The MVR-IV is compatible with standard-issue eyepieces and can interface with a portable computer to capture, manipulate, retransmit and store video, Stanbro said. The system is modular in design and upgradeable for unitspecific requirements (to such as encoding), and works with all legacy video transmission systems, he said, adding that digital link encryption is available for all bands. The MVR-IV provides “a combination of protect the troops and get the bad guys,” he said. “It not only protects the troops, but can verify a target thereby reducing collateral damage,” he added.

Kutta Technologies Inc.’s Unified Ground Control Station

Getting the bad guys is the mission of OPTICS 1 Inc.’s Clip On Thermal Imager (COTI), said Jim Diamond, the company’s sales and marketing manager. The COTI is designed to add thermal capabilities to any night-vision device, like the AN/PVS 14, or the AN/PVS 15 night vision goggles, which are standard Army issue, he said. The COTI overlays a thermal image on a device so the user not only gets night vision, but also a thermal image, providing the user with “the best of both worlds,” he said.

“If an enemy is hiding in the woods, with a standard night-vision system you’ll see the woods, but you won’t necessarily see someone hiding behind the bushes,” he said. “But with thermal imaging the body heat of a person hiding shows up,” he said. “We designed this for special forces. It adds five ounces to the weight of a standard night-vision system and it’s giving our guys an advantage so they’re not ambushed,” he said. “This is a get the bad guys product.”


Video technology is being used on all levels in the War on Terror, with some of the most well known being used with UAVs. To help the ground troops profit from UAV technology, Kutta Technologies Inc. is providing its Unified Ground Control Station (UGCS) software system capable of interfacing with a multitude of different UAV platforms.

OPTICS 1 Inc.’s Clip On Thermal Imager (COTI)

The UGCS 400 and the UGCS 100 are UAV backpackable controllers, said Tom Rychener, Kutta’s business manager for ground control station products. The UGCS allows the user to control a UAV, while the UGCS 100 allows the user to view the video coming down from the vehicle. “It allows the user to see what the actual controller of the airplane is doing as well,” he said. The UGCS was designed for the infantry soldier in the field who can control the UAV. It takes some flight and human factor training, but only takes about 30 minutes to learn to fly the vehicle, and about two hours to become proficient in its operation, according to Rychener.

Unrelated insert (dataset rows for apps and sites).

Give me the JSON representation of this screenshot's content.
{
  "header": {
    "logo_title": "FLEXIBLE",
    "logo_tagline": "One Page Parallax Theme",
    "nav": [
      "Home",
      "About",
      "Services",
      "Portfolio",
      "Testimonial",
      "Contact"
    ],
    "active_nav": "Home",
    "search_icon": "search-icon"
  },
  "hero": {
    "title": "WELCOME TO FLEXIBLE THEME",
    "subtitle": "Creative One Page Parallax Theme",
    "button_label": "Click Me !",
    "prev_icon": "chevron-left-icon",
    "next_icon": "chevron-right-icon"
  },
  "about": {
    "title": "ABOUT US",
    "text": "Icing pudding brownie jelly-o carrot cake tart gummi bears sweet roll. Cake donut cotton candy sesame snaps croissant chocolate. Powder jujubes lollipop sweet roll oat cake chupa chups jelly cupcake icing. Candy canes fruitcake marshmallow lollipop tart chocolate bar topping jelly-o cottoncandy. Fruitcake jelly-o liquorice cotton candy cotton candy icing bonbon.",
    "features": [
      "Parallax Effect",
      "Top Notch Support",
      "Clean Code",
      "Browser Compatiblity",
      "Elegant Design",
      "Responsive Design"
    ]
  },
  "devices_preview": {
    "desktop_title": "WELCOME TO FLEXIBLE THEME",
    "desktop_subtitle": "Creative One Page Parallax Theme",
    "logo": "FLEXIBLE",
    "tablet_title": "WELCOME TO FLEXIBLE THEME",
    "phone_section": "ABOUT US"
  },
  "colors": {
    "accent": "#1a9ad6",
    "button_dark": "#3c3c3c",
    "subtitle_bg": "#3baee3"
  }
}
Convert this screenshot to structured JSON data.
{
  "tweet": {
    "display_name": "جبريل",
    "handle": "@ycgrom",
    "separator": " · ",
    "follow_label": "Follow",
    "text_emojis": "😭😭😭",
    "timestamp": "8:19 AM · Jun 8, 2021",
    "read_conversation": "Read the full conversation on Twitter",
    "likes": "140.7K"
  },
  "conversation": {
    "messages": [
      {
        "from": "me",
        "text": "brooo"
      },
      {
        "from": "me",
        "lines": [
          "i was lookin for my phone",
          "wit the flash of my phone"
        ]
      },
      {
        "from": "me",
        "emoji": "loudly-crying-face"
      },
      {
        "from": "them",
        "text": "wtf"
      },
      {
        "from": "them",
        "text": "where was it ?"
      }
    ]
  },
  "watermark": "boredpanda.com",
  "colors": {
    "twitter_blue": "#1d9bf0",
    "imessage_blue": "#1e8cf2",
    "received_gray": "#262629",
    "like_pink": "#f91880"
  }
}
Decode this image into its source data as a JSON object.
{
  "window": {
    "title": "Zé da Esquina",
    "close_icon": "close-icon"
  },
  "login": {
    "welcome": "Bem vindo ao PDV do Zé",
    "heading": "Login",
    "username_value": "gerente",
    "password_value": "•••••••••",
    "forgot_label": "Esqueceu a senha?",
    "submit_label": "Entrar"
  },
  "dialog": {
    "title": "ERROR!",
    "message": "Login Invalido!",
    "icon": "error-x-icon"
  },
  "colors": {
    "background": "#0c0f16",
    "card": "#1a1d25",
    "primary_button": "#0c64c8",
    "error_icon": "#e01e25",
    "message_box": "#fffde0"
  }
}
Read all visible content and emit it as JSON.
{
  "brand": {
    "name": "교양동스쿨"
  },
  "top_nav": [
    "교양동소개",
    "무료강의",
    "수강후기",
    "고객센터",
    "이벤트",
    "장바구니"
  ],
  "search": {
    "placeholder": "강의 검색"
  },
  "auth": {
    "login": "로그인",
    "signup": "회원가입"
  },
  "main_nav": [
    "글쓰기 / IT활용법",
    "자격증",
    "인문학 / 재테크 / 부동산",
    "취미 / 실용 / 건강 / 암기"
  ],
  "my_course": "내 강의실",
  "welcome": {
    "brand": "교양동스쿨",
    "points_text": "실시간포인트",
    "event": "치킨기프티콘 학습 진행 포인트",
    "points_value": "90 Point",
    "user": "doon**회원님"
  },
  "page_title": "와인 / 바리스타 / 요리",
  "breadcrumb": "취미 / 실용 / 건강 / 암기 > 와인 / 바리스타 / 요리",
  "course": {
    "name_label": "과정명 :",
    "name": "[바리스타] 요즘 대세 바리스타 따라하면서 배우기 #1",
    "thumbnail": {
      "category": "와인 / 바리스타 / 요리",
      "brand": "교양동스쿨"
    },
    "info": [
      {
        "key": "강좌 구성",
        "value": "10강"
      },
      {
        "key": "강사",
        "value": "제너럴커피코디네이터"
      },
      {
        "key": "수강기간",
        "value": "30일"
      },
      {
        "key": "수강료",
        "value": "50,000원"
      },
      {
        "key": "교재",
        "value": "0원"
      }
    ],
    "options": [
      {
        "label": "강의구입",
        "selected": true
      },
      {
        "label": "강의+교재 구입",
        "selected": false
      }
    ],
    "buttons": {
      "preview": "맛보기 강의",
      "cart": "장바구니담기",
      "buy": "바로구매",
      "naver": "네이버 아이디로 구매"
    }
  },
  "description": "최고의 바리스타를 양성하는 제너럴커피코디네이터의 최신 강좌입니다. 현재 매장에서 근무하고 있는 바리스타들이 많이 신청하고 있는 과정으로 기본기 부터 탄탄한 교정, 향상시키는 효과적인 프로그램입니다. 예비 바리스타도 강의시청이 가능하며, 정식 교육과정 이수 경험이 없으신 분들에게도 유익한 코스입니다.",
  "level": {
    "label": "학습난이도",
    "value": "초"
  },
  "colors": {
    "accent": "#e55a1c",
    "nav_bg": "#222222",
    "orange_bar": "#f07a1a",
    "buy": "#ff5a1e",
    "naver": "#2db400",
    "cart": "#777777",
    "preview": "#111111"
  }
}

While the UGCS is at home in a backpack, Chassis Plans is producing integrated transit case systems that are being used by the Air Force, Army and Marines in Afghanistan and Iraq, said John De Leo, the company’s director of business development. The transit case systems contain display systems that are 17-, 19- and 20.1-inches, and contain 1U, 2U and 4U servers, he said. The systems are being used in those theaters for everything from analyzing video to tracking troops in the field to communications, he said. The servers contain Tesla cards, which are designed for high performance computing and provide “massive computing” in rugged servers, he said. The battlefield in the War on Terror is vast, and video with a “persistent stare” on locations is being transmitted to command and control facilities hundreds of miles from a conflict location. Such a command facility is the Command Display System (CDS) for U.S. naval vessels produced by General Dynamics (GD).

The CDS is built to the Navy’s specifications for its latest class of cruisers and destroyers, said Roger Camp, a GD official overseeing the display system. The CDS has full-color video, touchscreens, and video screen features that young men and woman are familiar with. An understanding that today’s young people are computer savvy influenced the design, Camp said. In addition, the “common” in the CDS is the same design is to be deployed “from ship to ship,” so sailors will not have to be retrained when they are reassigned from one ship to another, he said.

There is so much flexibility with the CDS’ design that it is going to be integrated first in the Nimitz-class aircraft carrier the USS Harry S. Truman, Camp said. There are also plans to deploy the CDS in submarines and in aviation platforms, he added.